ast year, President Obama announced
the America's Great Outdoors
Initiative, laying out a bold
vision to reconnect Americans
with the natural world and protect our environment
for future generations.
"Americans are blessed with a vast and
varied natural heritage," he said. "From
mountains to deserts and from sea to shining
sea, America's great outdoors have shaped
the rugged independence and sense of community
that define the American spirit."
The initiative demonstrates a strong commitment
to getting our nation back out and
into nature, for the health of our children, our
environment and our economy. It's a goal
that everyone can support.
But America's great outdoors don't stop
at the shoreline. Ever since the birth of our
nation, the ocean has been an integral part of
the fabric of American life.
From the placid, sun-kissed waters of the
Florida Keys to the rugged, storm-tossed
seas off Washington's Olympic Coast, the
ocean has nurtured and sustained us for centuries,
providing a source of transportation,
trade, food and entertainment. The nation's
coastal waters were our first highways, its
beaches our first playgrounds, and its abundant
fisheries our first restaurants.
Generations of Americans, from poets to
presidents, have listened to the whisper of
the sea and taken inspiration from it. Ralph
Waldo Emerson, Ernest Hemingway, President
Franklin D. Roosevelt, President John
F. Kennedy - the list of great citizens who

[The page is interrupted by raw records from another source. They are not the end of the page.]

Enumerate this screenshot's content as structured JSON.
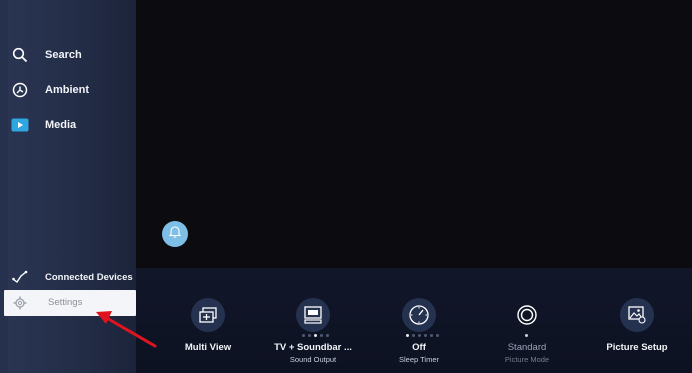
{
  "sidebar": {
    "items": [
      {
        "label": "Search",
        "icon": "search-icon"
      },
      {
        "label": "Ambient",
        "icon": "ambient-icon"
      },
      {
        "label": "Media",
        "icon": "media-play-icon"
      }
    ],
    "connected_devices_label": "Connected Devices",
    "settings_label": "Settings"
  },
  "quick_settings": [
    {
      "label": "Multi View",
      "sub": "",
      "icon": "multi-view-icon"
    },
    {
      "label": "TV + Soundbar ...",
      "sub": "Sound Output",
      "icon": "tv-soundbar-icon"
    },
    {
      "label": "Off",
      "sub": "Sleep Timer",
      "icon": "sleep-timer-icon"
    },
    {
      "label": "Standard",
      "sub": "Picture Mode",
      "icon": "picture-mode-icon"
    },
    {
      "label": "Picture Setup",
      "sub": "",
      "icon": "picture-setup-icon"
    }
  ],
  "colors": {
    "sidebar": "#2a3553",
    "quickbar": "#111629",
    "notification_button": "#7dbfe6",
    "arrow": "#e0141e"
  }
}
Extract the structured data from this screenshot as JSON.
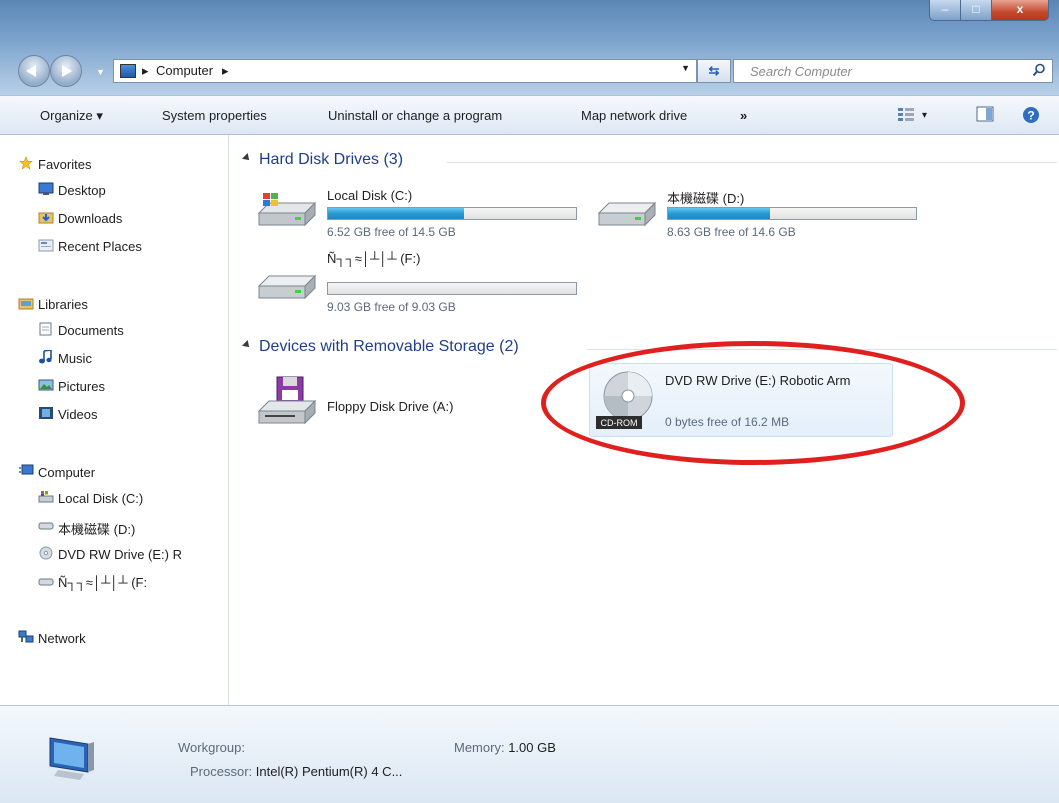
{
  "window": {
    "caption_buttons": {
      "minimize": "–",
      "maximize": "□",
      "close": "x"
    }
  },
  "navbar": {
    "address": {
      "crumbs": [
        "Computer"
      ],
      "separator": "▸"
    },
    "search": {
      "placeholder": "Search Computer"
    }
  },
  "toolbar": {
    "organize": "Organize ▾",
    "system_properties": "System properties",
    "uninstall": "Uninstall or change a program",
    "map_drive": "Map network drive",
    "more": "»",
    "views_arrow": "▾"
  },
  "sidebar": {
    "favorites": {
      "label": "Favorites",
      "items": [
        "Desktop",
        "Downloads",
        "Recent Places"
      ]
    },
    "libraries": {
      "label": "Libraries",
      "items": [
        "Documents",
        "Music",
        "Pictures",
        "Videos"
      ]
    },
    "computer": {
      "label": "Computer",
      "items": [
        "Local Disk (C:)",
        "本機磁碟 (D:)",
        "DVD RW Drive (E:) R",
        "Ñ┐┐≈│┴│┴ (F:"
      ]
    },
    "network": {
      "label": "Network"
    }
  },
  "content": {
    "hard_disks": {
      "header": "Hard Disk Drives (3)",
      "drives": [
        {
          "name": "Local Disk (C:)",
          "free_text": "6.52 GB free of 14.5 GB",
          "used_fraction": 0.55
        },
        {
          "name": "本機磁碟 (D:)",
          "free_text": "8.63 GB free of 14.6 GB",
          "used_fraction": 0.41
        },
        {
          "name": "Ñ┐┐≈│┴│┴ (F:)",
          "free_text": "9.03 GB free of 9.03 GB",
          "used_fraction": 0.0
        }
      ]
    },
    "removable": {
      "header": "Devices with Removable Storage (2)",
      "devices": [
        {
          "name": "Floppy Disk Drive (A:)"
        },
        {
          "name": "DVD RW Drive (E:) Robotic Arm",
          "free_text": "0 bytes free of 16.2 MB",
          "badge": "CD-ROM"
        }
      ]
    },
    "highlight_color": "#e0201e"
  },
  "details": {
    "workgroup_label": "Workgroup:",
    "workgroup_value": "",
    "memory_label": "Memory:",
    "memory_value": "1.00 GB",
    "processor_label": "Processor:",
    "processor_value": "Intel(R) Pentium(R) 4 C..."
  }
}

cared deeply about the ocean goes on.
Today, many of us shuttle back and forth
between our homes and offices in temperature-
controlled automobiles, scarcely catching
a breath of fresh air. But even as we drift
apart from nature in our daily lives, we continue
to be drawn to the water.
Nearly 160 million people - over half of
the U.S. population - now live within coastal
communities. More than one-third of the
American people participate in some form of
ocean activity every year, from swimming to
fishing to simply lounging at the water's edge.
They go for fun, fresh air, and a feeling of
peace that only the great outdoors can provide.
Something about the salt spray and the
cool breeze rejuvenates the spirit and nourishes
the soul. Coastal tourism invigorates
the economy, as well, generating billions of
dollars in annual revenue.
The United States is a nation of sweeping
plains and towering mountain ranges, of vast
deserts and dense forests. But it's also a nation
of more than 12,000 miles of coastline
and spectacular, thriving ocean treasures like
our national marine sanctuaries.
America's great outdoors stretch from sea
to shining sea, but the sea is not a boundary.
Rather, the ocean is a part of our nation's
rich tapestry of wild places. We owe it to
ourselves to enjoy it, care for it, and protect
it for generations to come.
|What Makes the Ocean Great?|